the SCM provider.

Remember that not all users use Chef in the same way or on the same operating systems as you, so it is helpful to be clear about your use case and change so they can understand it even when it doesn't apply to them.

Github and Pull Requests

All of Opscode's open source projects are available on Github.

We don't require you to use Github, and we will even take patch diffs attached to tickets on the tracker. However Github has a lot of convenient features, such as being able to see a diff of changes between a pull request and the main repository quickly without downloading the branch.

If you do choose to use a pull request, please provide a link to the pull request from the ticket and a link to the ticket from the pull request. Because pull requests only have two states, open and closed, we can't easily filter pull requests that are waiting for a reply from the author for various reasons.

More information

Additional help with git is available on the Working with Git wiki page.

Functional and Unit Tests

There are rspec unit tests in the 'spec' directory. If you don't have rspec already installed, you can use the 'bundler' gem to help you get the necessary prerequisites by running sudo gem install bundler and then bundle install from the chef respository. You can run the chef client spec tests by running rspec spec/* or rake spec from the chef directory of the chef repository.

These tests should pass successfully on Ruby 1.8 and 1.9 on all of the platforms that Chef runs on. It is good to run the tests once on your system before you get started to ensure they all pass so you have a valid baseline. After you write your patch, run the tests again to see if they all pass.

If any don't pass, investigate them before submitting your patch.

These tests don't modify your system, and sometimes tests fail because a command that would be run has changed because of your patch. This should be a simple fix. Other times the failure can show you that an important feature no longer works because of your change.

Any new feature should have unit tests included with the patch with good code coverage to help protect it from future changes.
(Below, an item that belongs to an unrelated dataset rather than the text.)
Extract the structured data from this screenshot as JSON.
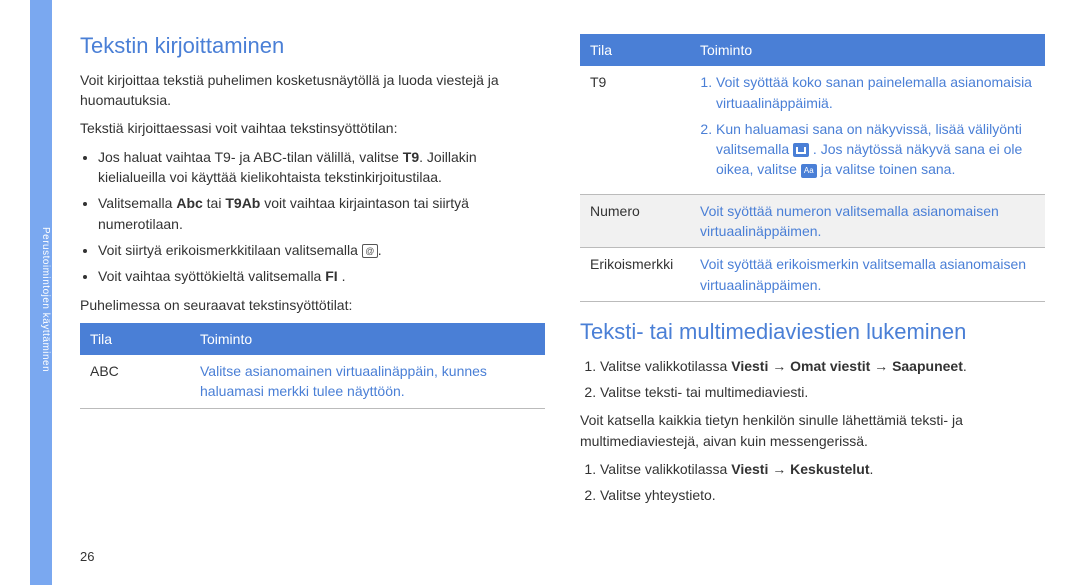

Similarly, patches that fix a bug or regression should have a regression test. Simply put, this is a test that would fail without your patch but passes with it. The goal is to ensure this bug doesn't regress in the future. Consider a regular expression that doesn't match a certain pattern that it should, so you provide a patch and a test to ensure that the part of the code that uses this regular expression works as expected. Later another contributor may modify this regular expression in a way that breaks your use cases. The test you wrote will fail, signalling to them to research your ticket and use case and accounting for it.
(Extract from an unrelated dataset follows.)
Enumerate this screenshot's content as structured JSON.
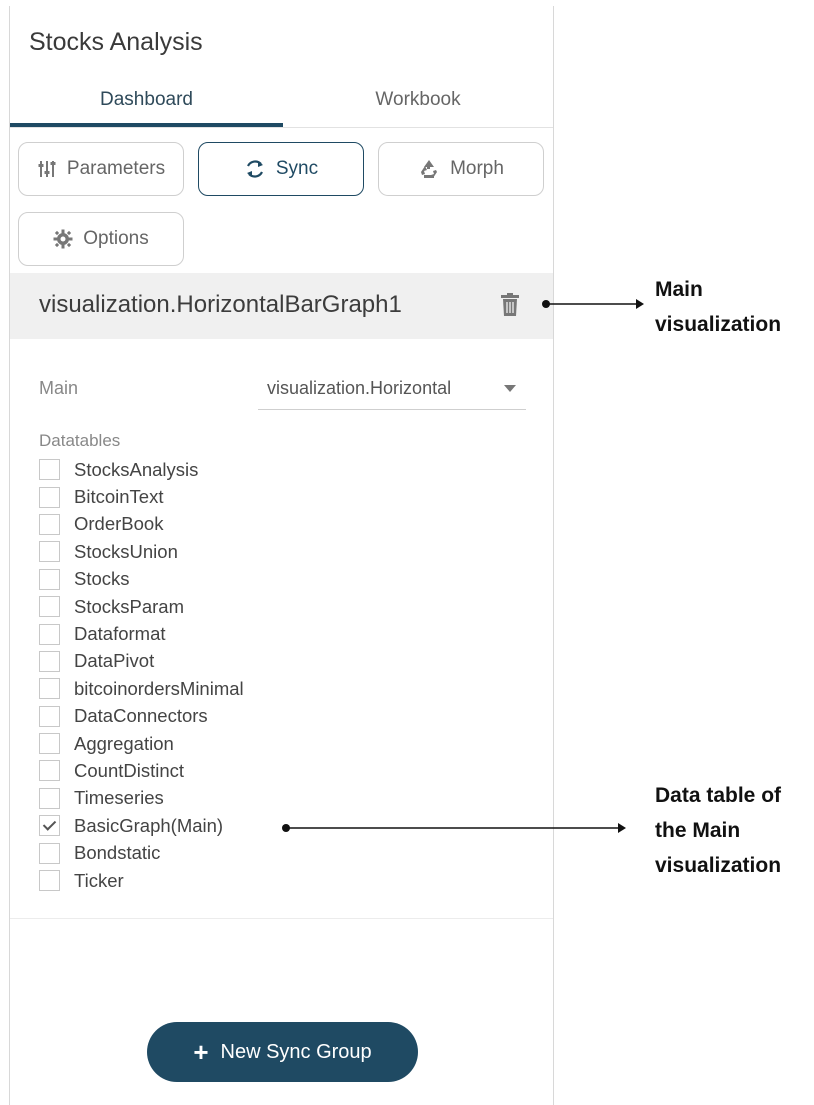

Code Review

Opscode regularly reviews code contributions and provides suggestions for improvement in the code itself or the implementation.

We find contributions by searching the ticket tracker for resolved tickets with a status of fixed. If we have feedback we will reopen the ticket and you should resolve it again when you've made the changes or have a response to our feedback. When we believe the patch is ready to be merged, we will tag the Code Reviewed field with Reviewed.

Depending on the project, these tickets are then merged within a week or two, depending on the current release cycle.

Release Cycle

The versioning for the Chef project is X.Y.Z.

  • X is a major release, which may not be fully compatible with prior major releases
  • Y is a minor release, which adds both new features and bug fixes
  • Z is a patch release, which adds just bug fixes

Major releases and have historically been once a year. Minor releases for Chef average every two months and patch releases come as needed.

There are usually beta releases and release candidates (RC) of major and minor releases announced on the chef-dev mailing list. Once an RC is released, we wait at least three days to allow for testing for regressions before the final release. If a blocking regression is found then another RC is made containing the fix and the timer is reset.

Once the official release is made, the release notes are available on the Opscode blog.

Working with the community

These resources will help you learn more about Chef and connect to other members of the Chef community: